● Required work
What lines of the data below hold the string "label"? Copy each one.

● Provided data
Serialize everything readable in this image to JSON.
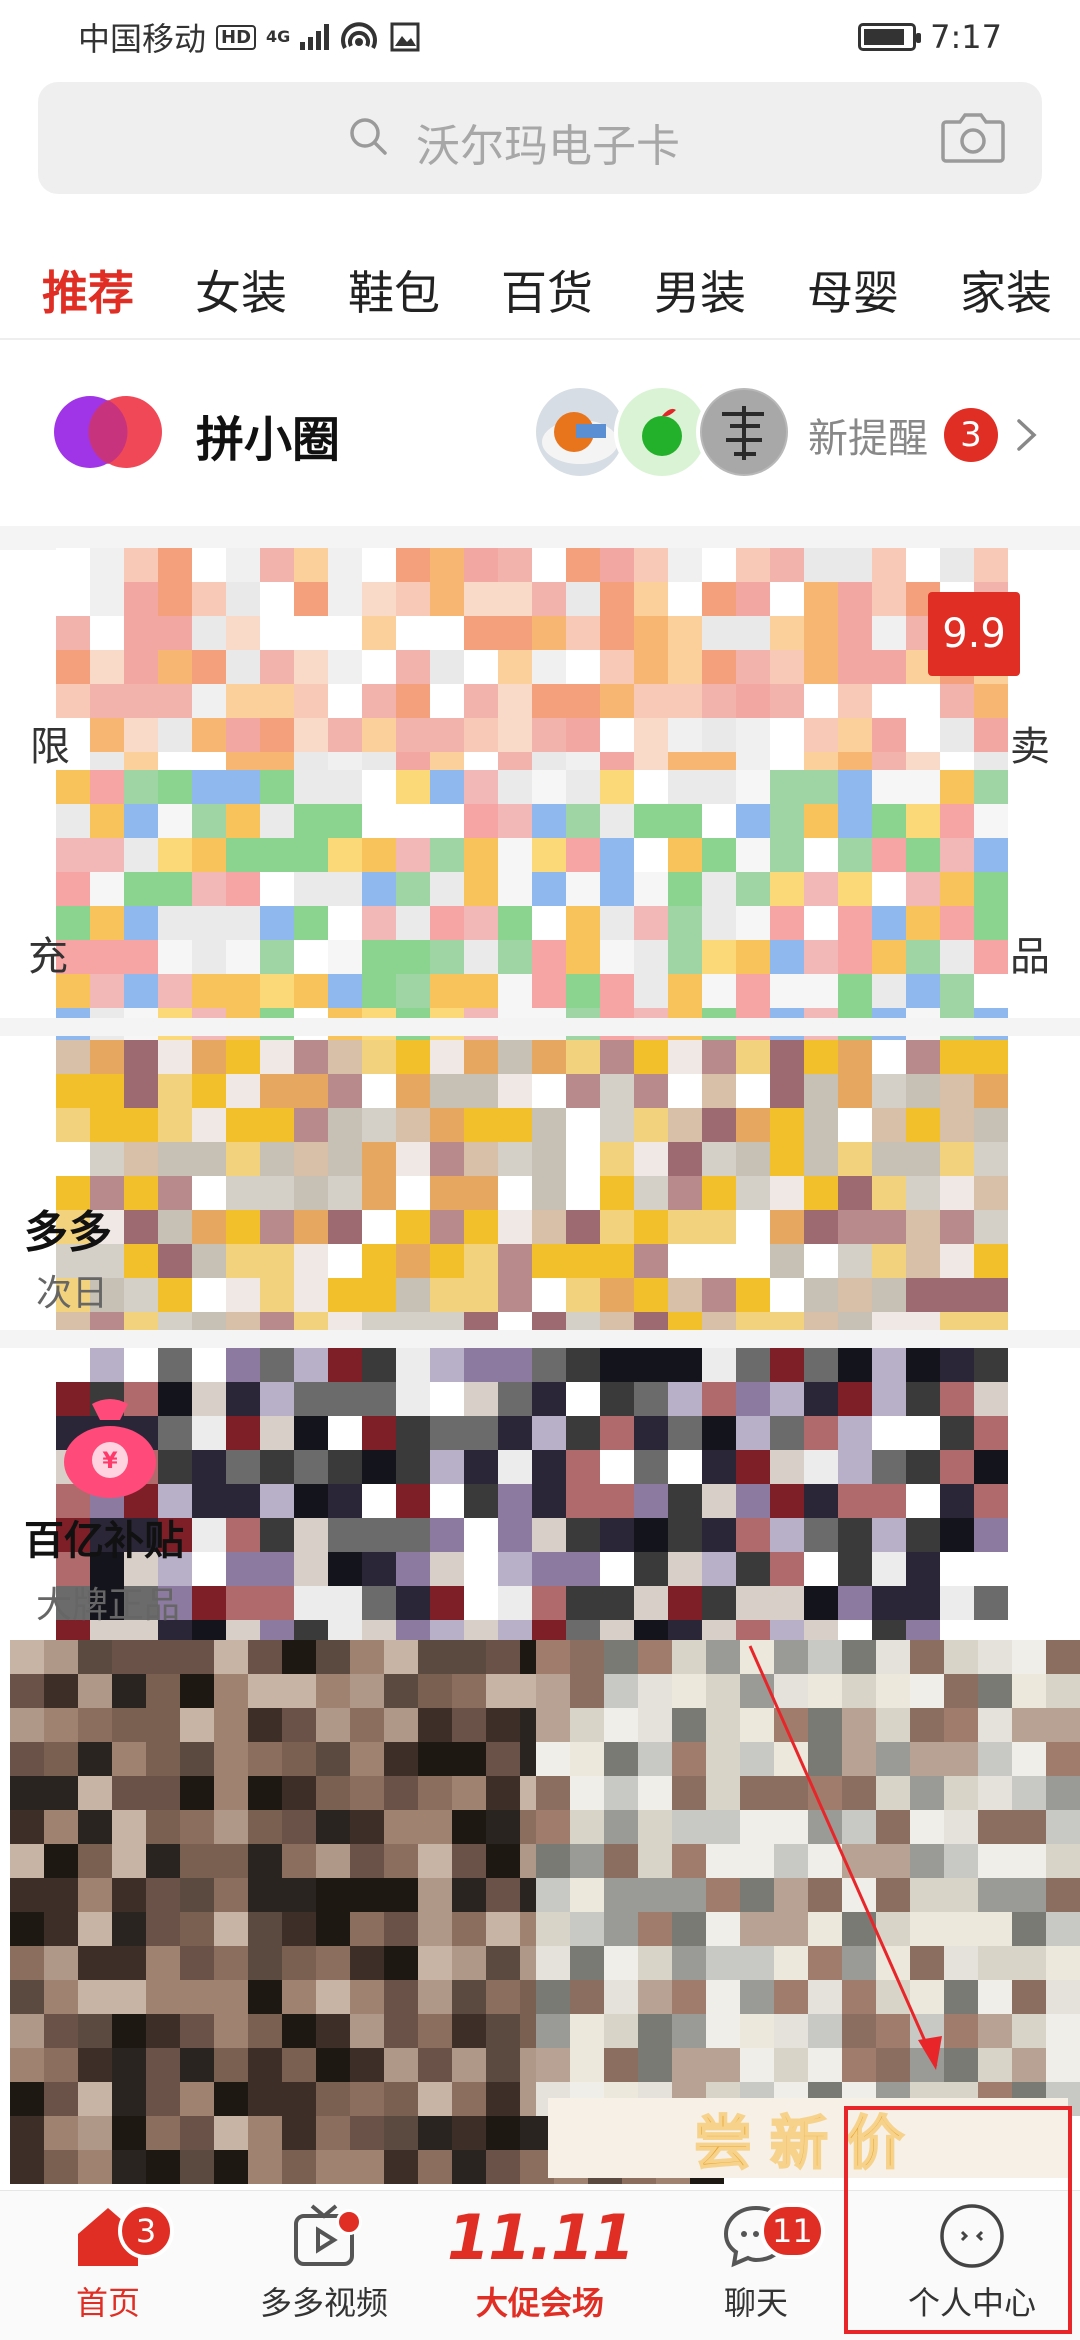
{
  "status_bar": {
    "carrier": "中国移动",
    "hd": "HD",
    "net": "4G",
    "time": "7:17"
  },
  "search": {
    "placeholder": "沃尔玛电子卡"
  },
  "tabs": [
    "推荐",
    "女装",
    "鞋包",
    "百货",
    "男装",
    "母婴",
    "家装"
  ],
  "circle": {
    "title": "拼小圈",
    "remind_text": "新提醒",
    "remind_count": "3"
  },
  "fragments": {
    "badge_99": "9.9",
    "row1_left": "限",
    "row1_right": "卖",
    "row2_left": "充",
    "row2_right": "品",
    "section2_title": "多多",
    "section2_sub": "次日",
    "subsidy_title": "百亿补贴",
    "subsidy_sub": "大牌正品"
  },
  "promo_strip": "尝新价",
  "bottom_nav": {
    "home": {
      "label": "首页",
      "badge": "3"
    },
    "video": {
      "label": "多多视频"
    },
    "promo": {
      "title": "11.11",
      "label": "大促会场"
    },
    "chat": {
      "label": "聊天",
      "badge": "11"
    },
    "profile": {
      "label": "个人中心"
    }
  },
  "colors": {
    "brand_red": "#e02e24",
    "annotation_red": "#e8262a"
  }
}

● Problem solution
      "label": "首页",
      "label": "多多视频"
      "label": "大促会场"
      "label": "聊天",
      "label": "个人中心"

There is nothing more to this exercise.